[Stored entries]
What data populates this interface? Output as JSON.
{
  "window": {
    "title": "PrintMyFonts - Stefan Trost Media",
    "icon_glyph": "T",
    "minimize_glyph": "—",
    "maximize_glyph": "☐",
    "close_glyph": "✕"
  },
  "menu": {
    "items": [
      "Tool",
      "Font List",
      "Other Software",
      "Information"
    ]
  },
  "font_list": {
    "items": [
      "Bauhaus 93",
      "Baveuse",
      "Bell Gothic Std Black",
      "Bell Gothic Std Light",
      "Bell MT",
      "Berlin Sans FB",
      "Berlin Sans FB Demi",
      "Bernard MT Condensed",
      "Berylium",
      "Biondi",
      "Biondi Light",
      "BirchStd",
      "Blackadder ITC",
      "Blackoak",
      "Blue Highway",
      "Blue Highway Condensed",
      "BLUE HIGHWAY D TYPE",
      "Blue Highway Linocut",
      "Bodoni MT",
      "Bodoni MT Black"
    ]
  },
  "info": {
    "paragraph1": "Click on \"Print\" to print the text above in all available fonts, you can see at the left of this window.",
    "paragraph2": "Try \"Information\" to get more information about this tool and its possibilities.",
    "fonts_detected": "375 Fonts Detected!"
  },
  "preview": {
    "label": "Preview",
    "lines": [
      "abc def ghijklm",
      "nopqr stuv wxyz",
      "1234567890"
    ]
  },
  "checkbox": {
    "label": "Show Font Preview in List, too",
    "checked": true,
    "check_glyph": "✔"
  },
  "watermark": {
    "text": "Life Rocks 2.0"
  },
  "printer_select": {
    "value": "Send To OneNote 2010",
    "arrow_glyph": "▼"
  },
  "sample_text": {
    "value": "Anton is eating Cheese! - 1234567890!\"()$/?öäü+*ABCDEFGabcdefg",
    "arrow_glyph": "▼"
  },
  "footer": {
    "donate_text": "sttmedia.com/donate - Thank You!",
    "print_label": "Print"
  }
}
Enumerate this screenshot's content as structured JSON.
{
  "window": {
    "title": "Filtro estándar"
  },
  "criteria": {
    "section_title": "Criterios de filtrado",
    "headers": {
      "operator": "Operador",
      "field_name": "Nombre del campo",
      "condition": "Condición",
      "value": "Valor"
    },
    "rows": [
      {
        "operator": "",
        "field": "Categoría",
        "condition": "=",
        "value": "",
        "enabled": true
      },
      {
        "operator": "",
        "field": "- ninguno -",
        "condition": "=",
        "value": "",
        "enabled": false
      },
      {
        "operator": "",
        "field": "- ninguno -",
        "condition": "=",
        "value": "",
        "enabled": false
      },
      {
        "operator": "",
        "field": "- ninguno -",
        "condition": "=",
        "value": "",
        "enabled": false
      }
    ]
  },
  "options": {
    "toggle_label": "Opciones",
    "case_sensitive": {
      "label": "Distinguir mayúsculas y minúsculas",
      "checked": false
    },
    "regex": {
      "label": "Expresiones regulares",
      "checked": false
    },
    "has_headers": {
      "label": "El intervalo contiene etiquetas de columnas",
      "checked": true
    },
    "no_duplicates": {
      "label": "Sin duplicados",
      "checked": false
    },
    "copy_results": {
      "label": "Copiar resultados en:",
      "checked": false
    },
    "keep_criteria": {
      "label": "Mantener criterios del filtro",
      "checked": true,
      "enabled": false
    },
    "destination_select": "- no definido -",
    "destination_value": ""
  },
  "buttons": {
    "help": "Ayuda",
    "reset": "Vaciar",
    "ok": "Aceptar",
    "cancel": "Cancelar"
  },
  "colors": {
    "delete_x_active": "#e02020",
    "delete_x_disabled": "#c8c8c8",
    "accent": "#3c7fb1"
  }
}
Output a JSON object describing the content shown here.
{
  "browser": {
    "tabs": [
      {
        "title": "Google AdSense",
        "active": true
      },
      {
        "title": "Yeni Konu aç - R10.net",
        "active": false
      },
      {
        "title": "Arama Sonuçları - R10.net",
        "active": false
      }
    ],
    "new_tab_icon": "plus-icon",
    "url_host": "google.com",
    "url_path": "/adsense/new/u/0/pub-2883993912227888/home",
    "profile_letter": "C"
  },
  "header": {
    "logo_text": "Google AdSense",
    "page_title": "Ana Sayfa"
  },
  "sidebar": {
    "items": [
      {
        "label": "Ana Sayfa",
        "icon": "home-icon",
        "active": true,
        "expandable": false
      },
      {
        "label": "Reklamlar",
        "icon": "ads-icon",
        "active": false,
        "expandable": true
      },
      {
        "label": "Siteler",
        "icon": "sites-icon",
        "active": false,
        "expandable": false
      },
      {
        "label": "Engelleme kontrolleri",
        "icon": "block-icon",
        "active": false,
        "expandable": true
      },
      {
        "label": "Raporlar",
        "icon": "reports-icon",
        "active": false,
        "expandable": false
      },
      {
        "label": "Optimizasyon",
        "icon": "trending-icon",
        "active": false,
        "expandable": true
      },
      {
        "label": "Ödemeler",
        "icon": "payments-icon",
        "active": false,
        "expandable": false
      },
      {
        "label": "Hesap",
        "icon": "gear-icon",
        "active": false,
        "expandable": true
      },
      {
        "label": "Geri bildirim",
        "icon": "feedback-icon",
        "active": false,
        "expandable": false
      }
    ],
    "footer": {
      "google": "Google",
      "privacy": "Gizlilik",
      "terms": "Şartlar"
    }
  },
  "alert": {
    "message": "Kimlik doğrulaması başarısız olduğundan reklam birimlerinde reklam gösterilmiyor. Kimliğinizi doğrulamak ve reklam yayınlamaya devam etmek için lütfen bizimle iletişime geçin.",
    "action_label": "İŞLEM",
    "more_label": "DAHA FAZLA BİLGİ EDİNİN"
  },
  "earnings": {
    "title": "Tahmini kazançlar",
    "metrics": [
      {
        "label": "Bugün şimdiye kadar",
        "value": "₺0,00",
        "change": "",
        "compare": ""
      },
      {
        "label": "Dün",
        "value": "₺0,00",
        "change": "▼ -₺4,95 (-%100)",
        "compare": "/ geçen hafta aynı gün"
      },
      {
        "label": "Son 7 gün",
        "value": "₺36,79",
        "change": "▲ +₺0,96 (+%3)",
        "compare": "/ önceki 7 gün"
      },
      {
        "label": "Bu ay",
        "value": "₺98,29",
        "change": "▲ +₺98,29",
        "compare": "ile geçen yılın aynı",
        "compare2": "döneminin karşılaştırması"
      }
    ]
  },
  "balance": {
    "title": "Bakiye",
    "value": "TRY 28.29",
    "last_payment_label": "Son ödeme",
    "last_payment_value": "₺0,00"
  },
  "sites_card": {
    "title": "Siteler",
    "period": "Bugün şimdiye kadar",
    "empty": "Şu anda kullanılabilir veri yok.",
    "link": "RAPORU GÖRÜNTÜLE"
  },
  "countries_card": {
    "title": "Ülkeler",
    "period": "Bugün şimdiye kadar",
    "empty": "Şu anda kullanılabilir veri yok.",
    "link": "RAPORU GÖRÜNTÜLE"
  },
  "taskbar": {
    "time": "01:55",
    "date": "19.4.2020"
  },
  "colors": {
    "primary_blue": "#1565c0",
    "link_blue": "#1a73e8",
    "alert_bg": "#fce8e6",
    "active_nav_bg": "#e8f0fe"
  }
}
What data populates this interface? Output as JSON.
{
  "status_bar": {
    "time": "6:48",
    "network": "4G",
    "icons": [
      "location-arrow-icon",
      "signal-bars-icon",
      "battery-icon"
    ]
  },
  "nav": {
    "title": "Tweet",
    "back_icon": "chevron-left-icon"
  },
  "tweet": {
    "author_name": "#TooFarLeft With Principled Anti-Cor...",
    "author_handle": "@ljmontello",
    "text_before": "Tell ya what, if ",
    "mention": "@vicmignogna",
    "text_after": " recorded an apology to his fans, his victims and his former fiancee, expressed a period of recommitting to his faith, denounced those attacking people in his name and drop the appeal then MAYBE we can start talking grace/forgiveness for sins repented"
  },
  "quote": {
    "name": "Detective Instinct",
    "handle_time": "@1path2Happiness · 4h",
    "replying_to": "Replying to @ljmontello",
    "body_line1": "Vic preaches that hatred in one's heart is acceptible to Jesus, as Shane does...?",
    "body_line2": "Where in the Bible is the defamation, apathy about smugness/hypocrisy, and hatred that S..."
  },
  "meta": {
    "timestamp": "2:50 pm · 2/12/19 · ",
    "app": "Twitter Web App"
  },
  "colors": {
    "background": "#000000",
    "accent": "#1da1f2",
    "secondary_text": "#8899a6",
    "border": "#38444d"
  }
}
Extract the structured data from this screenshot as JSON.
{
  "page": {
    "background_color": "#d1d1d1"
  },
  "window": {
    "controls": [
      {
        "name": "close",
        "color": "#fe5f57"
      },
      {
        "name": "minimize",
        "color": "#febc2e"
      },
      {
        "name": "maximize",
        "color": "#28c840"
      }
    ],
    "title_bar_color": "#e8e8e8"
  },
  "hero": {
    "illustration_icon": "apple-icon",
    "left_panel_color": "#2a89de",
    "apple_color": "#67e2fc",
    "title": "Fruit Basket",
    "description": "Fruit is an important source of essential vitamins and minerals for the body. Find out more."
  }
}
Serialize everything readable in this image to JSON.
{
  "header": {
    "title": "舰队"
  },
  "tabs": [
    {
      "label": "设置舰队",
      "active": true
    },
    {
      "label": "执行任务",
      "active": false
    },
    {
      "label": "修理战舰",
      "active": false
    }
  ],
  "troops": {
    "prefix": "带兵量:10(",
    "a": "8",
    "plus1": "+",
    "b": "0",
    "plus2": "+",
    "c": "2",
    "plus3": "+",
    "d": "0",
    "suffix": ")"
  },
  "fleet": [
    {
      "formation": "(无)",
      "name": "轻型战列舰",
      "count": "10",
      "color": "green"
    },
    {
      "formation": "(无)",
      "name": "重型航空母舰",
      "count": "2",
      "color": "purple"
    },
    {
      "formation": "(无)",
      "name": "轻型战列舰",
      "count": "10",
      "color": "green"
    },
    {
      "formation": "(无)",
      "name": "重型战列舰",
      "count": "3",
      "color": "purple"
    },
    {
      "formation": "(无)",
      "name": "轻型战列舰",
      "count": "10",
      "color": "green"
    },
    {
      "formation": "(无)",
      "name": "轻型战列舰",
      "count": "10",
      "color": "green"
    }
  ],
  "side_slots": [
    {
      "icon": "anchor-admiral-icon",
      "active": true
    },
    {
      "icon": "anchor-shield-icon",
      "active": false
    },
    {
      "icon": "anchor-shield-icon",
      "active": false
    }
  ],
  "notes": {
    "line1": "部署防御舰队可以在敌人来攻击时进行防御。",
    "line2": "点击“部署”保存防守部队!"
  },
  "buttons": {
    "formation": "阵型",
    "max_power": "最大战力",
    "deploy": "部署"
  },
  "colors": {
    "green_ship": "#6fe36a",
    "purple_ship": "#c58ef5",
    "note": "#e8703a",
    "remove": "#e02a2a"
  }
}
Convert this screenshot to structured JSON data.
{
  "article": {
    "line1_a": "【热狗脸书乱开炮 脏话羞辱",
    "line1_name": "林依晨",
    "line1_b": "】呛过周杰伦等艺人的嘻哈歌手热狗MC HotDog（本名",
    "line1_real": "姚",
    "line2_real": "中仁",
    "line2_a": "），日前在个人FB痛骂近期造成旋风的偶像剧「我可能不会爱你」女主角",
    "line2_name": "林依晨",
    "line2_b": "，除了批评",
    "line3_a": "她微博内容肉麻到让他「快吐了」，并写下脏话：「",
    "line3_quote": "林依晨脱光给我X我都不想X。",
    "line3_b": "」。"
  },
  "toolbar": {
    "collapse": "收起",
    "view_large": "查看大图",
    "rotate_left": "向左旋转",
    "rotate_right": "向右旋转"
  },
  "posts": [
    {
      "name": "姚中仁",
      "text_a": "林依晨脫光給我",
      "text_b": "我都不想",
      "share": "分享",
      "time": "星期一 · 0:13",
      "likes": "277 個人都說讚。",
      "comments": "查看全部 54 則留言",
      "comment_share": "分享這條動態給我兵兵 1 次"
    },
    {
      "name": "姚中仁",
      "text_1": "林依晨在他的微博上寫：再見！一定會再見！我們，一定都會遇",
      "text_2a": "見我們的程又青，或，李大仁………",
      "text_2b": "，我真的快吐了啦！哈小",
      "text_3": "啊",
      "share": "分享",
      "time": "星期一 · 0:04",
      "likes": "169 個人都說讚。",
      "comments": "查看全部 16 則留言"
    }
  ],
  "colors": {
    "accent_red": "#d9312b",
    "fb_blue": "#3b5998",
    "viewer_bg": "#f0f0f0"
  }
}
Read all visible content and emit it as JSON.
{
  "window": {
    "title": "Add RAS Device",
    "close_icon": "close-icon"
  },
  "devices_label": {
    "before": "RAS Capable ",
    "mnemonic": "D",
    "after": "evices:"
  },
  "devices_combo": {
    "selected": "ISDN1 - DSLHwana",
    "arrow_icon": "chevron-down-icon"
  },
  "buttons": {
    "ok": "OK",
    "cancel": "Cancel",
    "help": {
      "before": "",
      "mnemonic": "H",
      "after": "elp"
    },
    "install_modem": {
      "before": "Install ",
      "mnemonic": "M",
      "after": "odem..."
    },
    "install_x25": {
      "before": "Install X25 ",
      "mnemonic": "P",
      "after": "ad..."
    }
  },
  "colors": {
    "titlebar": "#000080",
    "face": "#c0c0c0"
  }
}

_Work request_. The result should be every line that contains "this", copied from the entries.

_Solution_.
What data populates this interface? Output as JSON.
    "paragraph1": "Click on \"Print\" to print the text above in all available fonts, you can see at the left of this window.",
    "paragraph2": "Try \"Information\" to get more information about this tool and its possibilities.",
Enumerate this screenshot's content as structured JSON.
What data populates this interface? Output as JSON.
Extract the structured data from this screenshot as JSON.
Serialize everything readable in this image to JSON.
Convert this screenshot to structured JSON data.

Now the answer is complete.